photo-140The original 1982 West End production of Julian Mitchell’s play featured actors who have gone on to win four Oscars, be awarded two knighthoods (so far) and achieve worldwide star status. Therefore, part of the enjoyment in seeing this revival, which originated in Bath and Chichester last year and has already had a West End run, is picking out the stars of tomorrow. There could be several. Directed by Jeremy Herring, the play is a study of life in an English Public School for boys in the 1930s, its bullying, its brutality and its rigid adherence to traditions and the class system. Will Attenborough (newest member of the famous theatre dynasty) dominates the first half as Judd, a studious young man, focussed single-mindedly on gaining his scholarship to Cambridge, but contemptuous of the Upper Class and openly admiring Stalin and the Russian Revolution; Attenborough’s mature and sympathetic performance leaves us in no doubt as to why Judd is so respected by the other boys. This is a play which gains strength as it progresses and it is only in Act II that we realise the significance of Judd’s friendship with Guy Bennett (the name is a thin disguise for who this character is really meant to represent). Rob Callender begins by playing Guy as effete and frivolous, boasting of his sexual encounters with other boys, all of whom brush them off as “just a passing phase”. However, a boy’s suicide makes Guy realise that, for him, homosexuality is not passing, it is for real and forever. Callender’s performance captures this realisation perfectly and shows us Guy’s determination to stand strong against moves to punish him and make him an outcast. Guy may or may not share Judd’s idealistic view of Communism, but he sees it as a vehicle for gaining revenge against his persecutors. He smiles with pleasure at the prospect of both staying inside English society and, at the same time, undermining it through treason. Impressive sets of wood-panelled walls reflect the coldness and rigidity of the school and a strong supporting cast helps to throw fascinating light on one of the most notorious episodes in British post-War history.

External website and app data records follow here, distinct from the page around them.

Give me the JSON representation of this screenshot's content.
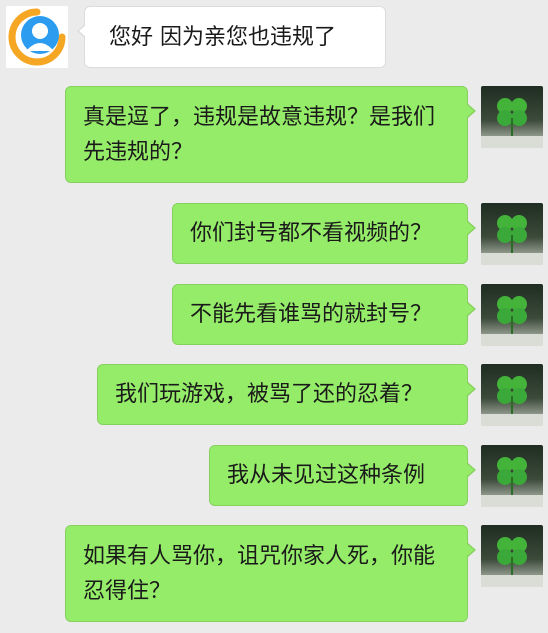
{
  "messages": [
    {
      "sender": "service",
      "text": "您好 因为亲您也违规了"
    },
    {
      "sender": "self",
      "text": "真是逗了，违规是故意违规？是我们先违规的？"
    },
    {
      "sender": "self",
      "text": "你们封号都不看视频的？"
    },
    {
      "sender": "self",
      "text": "不能先看谁骂的就封号？"
    },
    {
      "sender": "self",
      "text": "我们玩游戏，被骂了还的忍着？"
    },
    {
      "sender": "self",
      "text": "我从未见过这种条例"
    },
    {
      "sender": "self",
      "text": "如果有人骂你，诅咒你家人死，你能忍得住？"
    }
  ],
  "avatars": {
    "service": {
      "icon": "customer-service-icon",
      "color": "#2b9cf0",
      "accent": "#f5a623"
    },
    "self": {
      "icon": "four-leaf-clover-icon",
      "color": "#3ba83a"
    }
  },
  "colors": {
    "background": "#ebebeb",
    "incoming_bubble": "#ffffff",
    "outgoing_bubble": "#95ec69"
  }
}
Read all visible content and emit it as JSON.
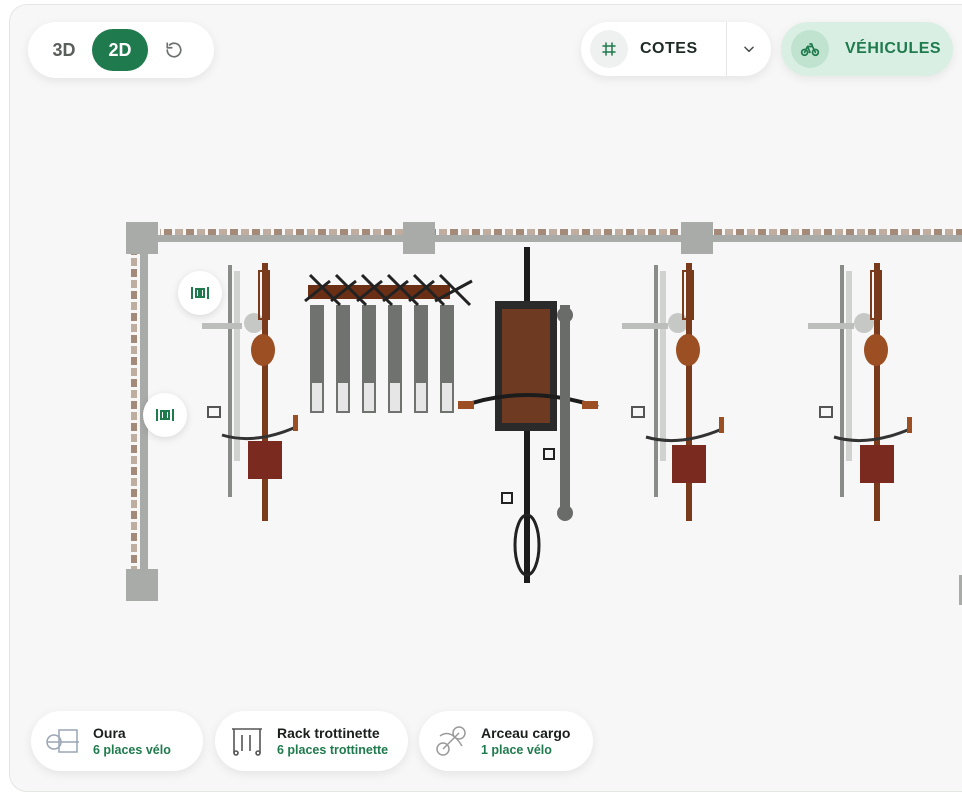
{
  "view_toggle": {
    "btn_3d": "3D",
    "btn_2d": "2D",
    "active": "2D"
  },
  "toolbar": {
    "cotes_label": "COTES",
    "vehicules_label": "VÉHICULES"
  },
  "colors": {
    "accent": "#1f7a4d",
    "accent_light": "#d9efe3",
    "rail": "#a9aba9",
    "bike_brown": "#7a3b1c",
    "basket": "#7a2a1e"
  },
  "products": [
    {
      "name": "Oura",
      "capacity": "6 places vélo"
    },
    {
      "name": "Rack trottinette",
      "capacity": "6 places trottinette"
    },
    {
      "name": "Arceau cargo",
      "capacity": "1 place vélo"
    }
  ]
}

This production is riveting throughout.

Performance date: 16 July 2014